THE THIRTY-NINTH CHAPTER
How the Priests of the goddesse Siria were taken and put in prison, and how Apuleius was sold to a Baker.
After that we had tarried there a few dayes at the cost and charges of the whole Village, and had gotten much mony by our divination and prognostication of things to come: The priests of the goddesse Siria invented a new meanes to picke mens purses, for they had certaine lotts, whereon were written:
Coniuncti terram proscindunt boves ut in futurum loeta germinent sata

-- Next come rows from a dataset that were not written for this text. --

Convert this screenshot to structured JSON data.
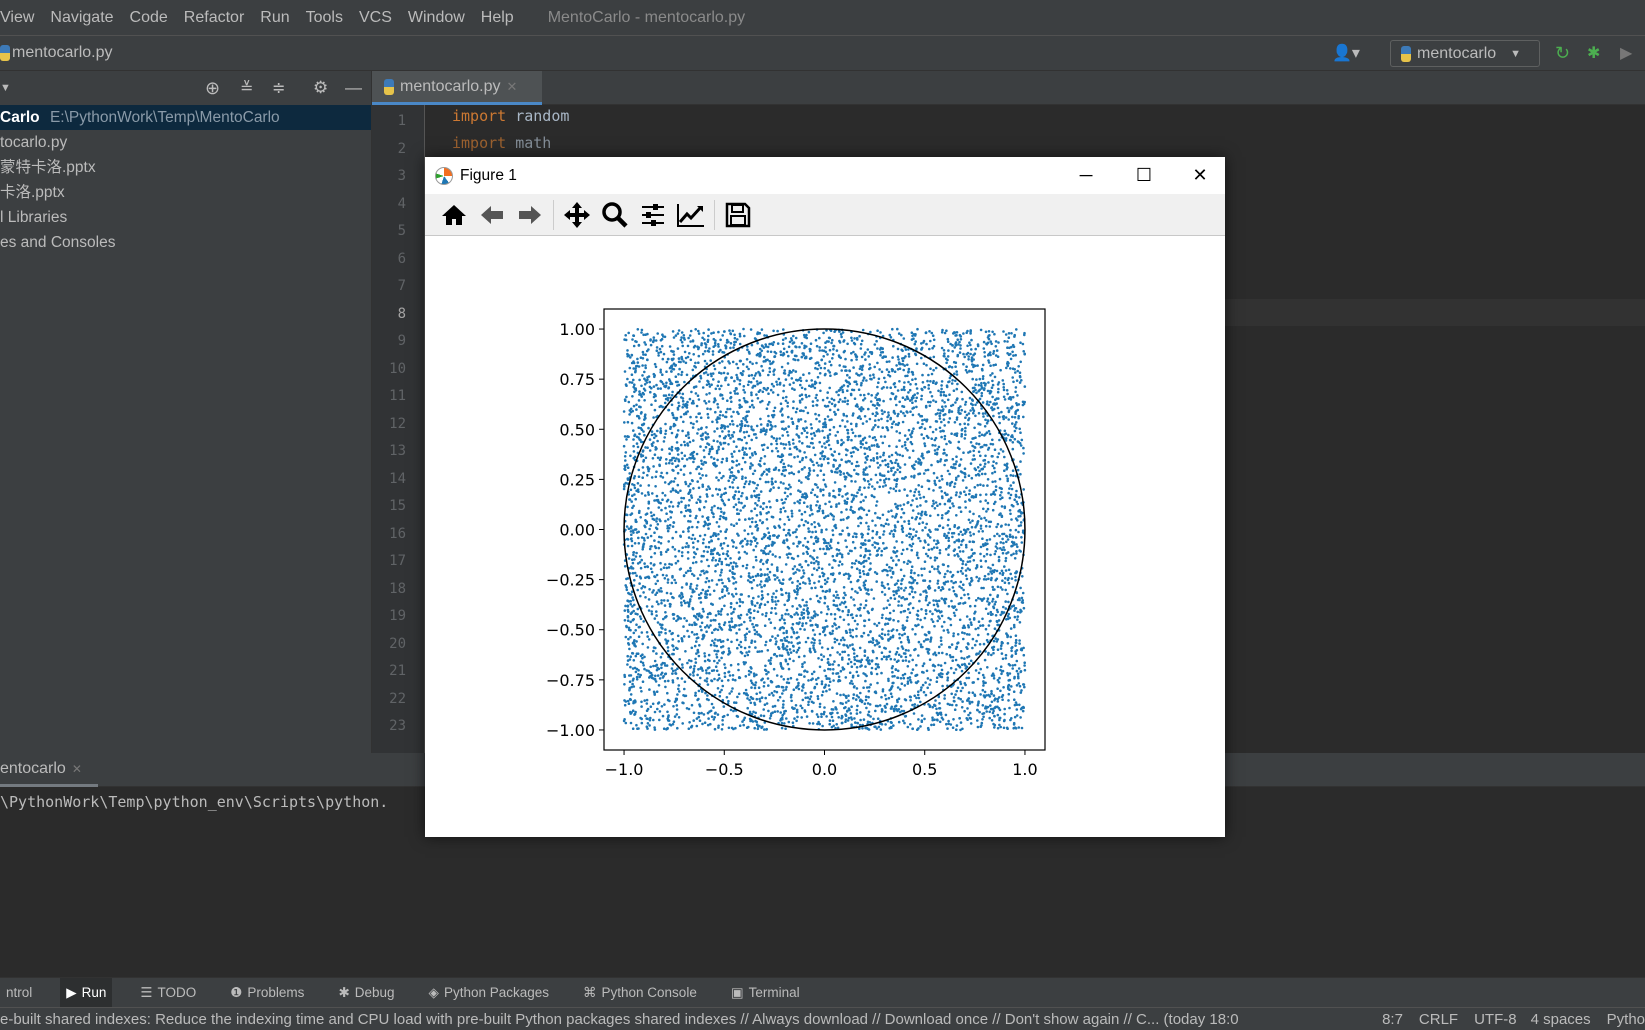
{
  "menu": {
    "items": [
      "View",
      "Navigate",
      "Code",
      "Refactor",
      "Run",
      "Tools",
      "VCS",
      "Window",
      "Help"
    ],
    "title": "MentoCarlo - mentocarlo.py"
  },
  "navbar": {
    "file": "mentocarlo.py",
    "run_config": "mentocarlo"
  },
  "project": {
    "root_name": "Carlo",
    "root_path": "E:\\PythonWork\\Temp\\MentoCarlo",
    "items": [
      "tocarlo.py",
      "蒙特卡洛.pptx",
      "卡洛.pptx",
      "l Libraries",
      "es and Consoles"
    ]
  },
  "editor": {
    "tab": "mentocarlo.py",
    "line_numbers": [
      "1",
      "2",
      "3",
      "4",
      "5",
      "6",
      "7",
      "8",
      "9",
      "10",
      "11",
      "12",
      "13",
      "14",
      "15",
      "16",
      "17",
      "18",
      "19",
      "20",
      "21",
      "22",
      "23"
    ],
    "current_line": "8",
    "code": [
      {
        "kw": "import",
        "rest": " random"
      },
      {
        "kw": "import",
        "rest": " math"
      }
    ]
  },
  "run": {
    "tab": "entocarlo",
    "console": "\\PythonWork\\Temp\\python_env\\Scripts\\python."
  },
  "tool_windows": [
    "ntrol",
    "Run",
    "TODO",
    "Problems",
    "Debug",
    "Python Packages",
    "Python Console",
    "Terminal"
  ],
  "status": {
    "message": "e-built shared indexes: Reduce the indexing time and CPU load with pre-built Python packages shared indexes // Always download // Download once // Don't show again // C... (today 18:0",
    "position": "8:7",
    "line_sep": "CRLF",
    "encoding": "UTF-8",
    "indent": "4 spaces",
    "interpreter": "Pytho"
  },
  "figure": {
    "title": "Figure 1",
    "toolbar": [
      "home-icon",
      "back-icon",
      "forward-icon",
      "pan-icon",
      "zoom-icon",
      "configure-subplots-icon",
      "edit-axis-icon",
      "save-icon"
    ]
  },
  "chart_data": {
    "type": "scatter",
    "distribution": "uniform random points in square [-1,1]x[-1,1]",
    "point_color": "#1f77b4",
    "overlay": {
      "shape": "circle",
      "center": [
        0,
        0
      ],
      "radius": 1,
      "color": "#000000"
    },
    "xlim": [
      -1.1,
      1.1
    ],
    "ylim": [
      -1.1,
      1.1
    ],
    "xticks": [
      "−1.0",
      "−0.5",
      "0.0",
      "0.5",
      "1.0"
    ],
    "xtick_values": [
      -1,
      -0.5,
      0,
      0.5,
      1
    ],
    "yticks": [
      "1.00",
      "0.75",
      "0.50",
      "0.25",
      "0.00",
      "−0.25",
      "−0.50",
      "−0.75",
      "−1.00"
    ],
    "ytick_values": [
      1,
      0.75,
      0.5,
      0.25,
      0,
      -0.25,
      -0.5,
      -0.75,
      -1
    ],
    "grid": false,
    "legend": "none"
  }
}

That is to say: The Oxen tied and yoked together, doe till the ground to the intent it may bring forth his increase: and by these kind of lottes they deceive many of the simple sort, for if one had demanded whether he should have a good wife or no, they would say that his lot did testifie the same, that he should be tyed and yoked to a good woman and have increase of children. If one demanded whether he should buy lands and possession, they said that he should have much ground that should yeeld his increase. If one demanded whether he should have a good and prosperous voyage, they said he should have good successe, and it should be for the increase of his profit. If one demanded whether hee should vanquish his enemies, and prevaile in pursuite of theeves, they said that this enemy should be tyed and yoked to him: and his pursuits after theeves should be prosperous. Thus by the telling of fortunes, they gathered a great quantity of money, but when they were weary with giving of answers, they drave me away before them next night, through a lane which was more dangerous and stony then the way which we went the night before, for on the one side were quagmires and foggy marshes, on the other side were falling trenches and ditches, whereby my legges failed me, in such sort that I could scarce come to the plaine field pathes. And behold by and by a great company of inhabitants of the towne armed with weapons and on horsebacke overtooke us, and incontinently arresting Philebus and his Priests, tied them by the necks and beate them cruelly, calling them theeves and robbers, and after they had manacled their hands: Shew us (quoth they) the cup of gold, which (under the colour of your solemne religion) ye have taken away, and now ye thinke to escape in the night without punishment for your fact. By and by one came towards me, and thrusting his hand into the bosome of the goddesse Siria, brought out the cup which they had stole. Howbeit for all they appeared evident and plaine they would not be confounded nor abashed, but jesting and laughing out the matter, gan say: Is it reason masters that you should thus rigorously intreat us, and threaten for a small trifling cup, which the mother of the Goddesse determined to give to her sister for a present? Howbeit for all their lyes and cavellations, they were carryed backe unto the towne, and put in prison by the Inhabitants, who taking the cup of gold, and